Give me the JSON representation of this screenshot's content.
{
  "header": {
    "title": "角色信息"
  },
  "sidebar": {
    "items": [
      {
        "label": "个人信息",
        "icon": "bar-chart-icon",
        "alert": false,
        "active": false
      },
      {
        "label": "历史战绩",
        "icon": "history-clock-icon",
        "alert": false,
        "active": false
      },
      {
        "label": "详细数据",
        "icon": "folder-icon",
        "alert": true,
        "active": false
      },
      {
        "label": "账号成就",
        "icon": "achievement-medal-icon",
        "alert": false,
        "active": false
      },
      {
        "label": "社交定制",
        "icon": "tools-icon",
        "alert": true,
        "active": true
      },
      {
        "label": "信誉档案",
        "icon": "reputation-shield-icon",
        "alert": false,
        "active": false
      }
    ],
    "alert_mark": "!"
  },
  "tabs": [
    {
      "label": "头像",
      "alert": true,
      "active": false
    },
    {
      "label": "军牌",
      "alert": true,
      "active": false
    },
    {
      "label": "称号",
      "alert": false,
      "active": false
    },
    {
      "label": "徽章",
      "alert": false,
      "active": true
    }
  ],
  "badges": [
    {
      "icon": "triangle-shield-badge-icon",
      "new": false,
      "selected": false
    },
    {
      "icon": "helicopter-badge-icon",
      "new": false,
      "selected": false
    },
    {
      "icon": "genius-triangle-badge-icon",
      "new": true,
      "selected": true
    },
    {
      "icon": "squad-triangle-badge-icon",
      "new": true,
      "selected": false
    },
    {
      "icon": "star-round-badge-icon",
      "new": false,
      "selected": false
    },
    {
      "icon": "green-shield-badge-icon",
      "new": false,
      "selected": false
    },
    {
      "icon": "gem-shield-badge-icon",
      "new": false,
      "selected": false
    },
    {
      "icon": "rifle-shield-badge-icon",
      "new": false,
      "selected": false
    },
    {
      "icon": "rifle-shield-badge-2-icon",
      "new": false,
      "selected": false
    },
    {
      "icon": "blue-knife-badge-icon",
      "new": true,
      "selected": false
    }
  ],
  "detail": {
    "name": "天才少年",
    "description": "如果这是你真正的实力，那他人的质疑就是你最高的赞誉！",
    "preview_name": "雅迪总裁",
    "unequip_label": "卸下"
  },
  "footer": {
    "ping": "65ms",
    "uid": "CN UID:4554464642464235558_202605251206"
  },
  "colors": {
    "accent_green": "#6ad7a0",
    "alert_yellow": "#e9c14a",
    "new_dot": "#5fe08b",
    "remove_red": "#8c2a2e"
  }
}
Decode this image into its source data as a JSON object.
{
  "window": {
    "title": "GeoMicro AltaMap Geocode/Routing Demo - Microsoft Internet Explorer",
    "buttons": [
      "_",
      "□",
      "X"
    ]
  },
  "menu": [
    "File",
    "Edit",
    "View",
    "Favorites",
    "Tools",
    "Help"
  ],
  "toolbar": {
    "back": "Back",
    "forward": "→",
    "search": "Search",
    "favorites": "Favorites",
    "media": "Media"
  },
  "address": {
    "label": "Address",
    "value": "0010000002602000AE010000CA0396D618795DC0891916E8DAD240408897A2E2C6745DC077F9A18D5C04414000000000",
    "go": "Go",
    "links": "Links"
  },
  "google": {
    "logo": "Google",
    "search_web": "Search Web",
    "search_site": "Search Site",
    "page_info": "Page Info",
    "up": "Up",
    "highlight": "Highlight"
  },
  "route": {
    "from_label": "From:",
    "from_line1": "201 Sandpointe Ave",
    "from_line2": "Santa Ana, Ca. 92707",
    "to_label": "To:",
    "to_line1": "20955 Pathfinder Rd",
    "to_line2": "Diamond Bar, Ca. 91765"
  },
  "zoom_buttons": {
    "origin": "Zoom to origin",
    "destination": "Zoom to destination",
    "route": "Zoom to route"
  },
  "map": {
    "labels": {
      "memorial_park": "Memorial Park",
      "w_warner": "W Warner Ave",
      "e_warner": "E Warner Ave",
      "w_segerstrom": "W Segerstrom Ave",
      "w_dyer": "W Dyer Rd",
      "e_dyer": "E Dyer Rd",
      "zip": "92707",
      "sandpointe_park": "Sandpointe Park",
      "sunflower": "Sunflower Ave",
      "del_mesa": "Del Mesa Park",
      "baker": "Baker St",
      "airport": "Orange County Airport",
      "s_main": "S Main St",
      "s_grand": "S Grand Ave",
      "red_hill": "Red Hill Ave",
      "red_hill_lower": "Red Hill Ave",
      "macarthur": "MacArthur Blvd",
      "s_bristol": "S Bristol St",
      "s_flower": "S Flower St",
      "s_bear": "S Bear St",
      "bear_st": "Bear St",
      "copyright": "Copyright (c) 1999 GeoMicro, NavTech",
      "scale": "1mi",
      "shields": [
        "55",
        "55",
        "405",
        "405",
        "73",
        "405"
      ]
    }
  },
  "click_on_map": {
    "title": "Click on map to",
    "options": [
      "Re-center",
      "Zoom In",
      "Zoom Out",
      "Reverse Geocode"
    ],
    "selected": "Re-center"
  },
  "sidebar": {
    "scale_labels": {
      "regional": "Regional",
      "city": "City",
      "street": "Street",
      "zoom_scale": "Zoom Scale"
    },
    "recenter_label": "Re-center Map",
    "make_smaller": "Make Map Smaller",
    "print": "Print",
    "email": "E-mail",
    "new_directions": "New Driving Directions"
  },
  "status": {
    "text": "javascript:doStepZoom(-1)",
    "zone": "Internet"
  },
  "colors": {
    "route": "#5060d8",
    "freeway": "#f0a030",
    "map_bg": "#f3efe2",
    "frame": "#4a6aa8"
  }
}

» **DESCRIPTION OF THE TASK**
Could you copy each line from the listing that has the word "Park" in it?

» **SOLUTION FOR THIS PROBLEM**
      "memorial_park": "Memorial Park",
      "sandpointe_park": "Sandpointe Park",
      "del_mesa": "Del Mesa Park",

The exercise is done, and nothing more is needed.